Most organizations use hierarchy to establish stable leadership. The idea is, that if everyone knows who is higher up in the hierarchy, they will know how they relate to others. Some are on the same level when it is within a team, others will be higher up the hierarchy or lower. This allows for a quite simple scheme of delegating, cooperating and reporting.
Responsibility in such a scheme is specific to one’s task. It becomes less specific the higher up the hierarchy someone is located. The less specific the responsibility is, the more complicate it becomes. It requires to lead teams or hierarchies of people handling their individual responsibilities.
Tasks are also aligned with the hierarchy. It adds two streams of information. One that bundles the reporting related to tasks towards the top and one that splits the tasks downwards through delegation.
The principle is easy to grasp and give clarity to leadership. The handling may still seem complicated. Handling reporting and delegation doesn’t need a lot of negotiation or discussion.
Things change as culture shifts. Organizations move to other more flexible organizational models. The connection economy transforms tasks and projects by using more and more “black boxes”.

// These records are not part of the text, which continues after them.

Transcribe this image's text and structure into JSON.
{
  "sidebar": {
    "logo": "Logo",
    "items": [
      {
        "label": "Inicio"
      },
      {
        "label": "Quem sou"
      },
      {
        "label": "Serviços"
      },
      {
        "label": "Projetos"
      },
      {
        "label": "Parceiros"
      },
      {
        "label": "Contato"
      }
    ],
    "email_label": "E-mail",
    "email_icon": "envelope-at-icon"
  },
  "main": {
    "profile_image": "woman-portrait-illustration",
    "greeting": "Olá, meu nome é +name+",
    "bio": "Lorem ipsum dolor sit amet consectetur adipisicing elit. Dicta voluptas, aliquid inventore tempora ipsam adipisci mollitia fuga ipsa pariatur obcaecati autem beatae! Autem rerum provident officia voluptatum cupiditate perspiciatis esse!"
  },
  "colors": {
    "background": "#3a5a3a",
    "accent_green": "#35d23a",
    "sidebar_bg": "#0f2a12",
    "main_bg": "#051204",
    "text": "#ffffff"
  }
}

Where hierarchies disappear leadership needs to find new ways to be actionable. Telling others what to do doesn’t work anymore. What’s needed now for stable leadership is social competence.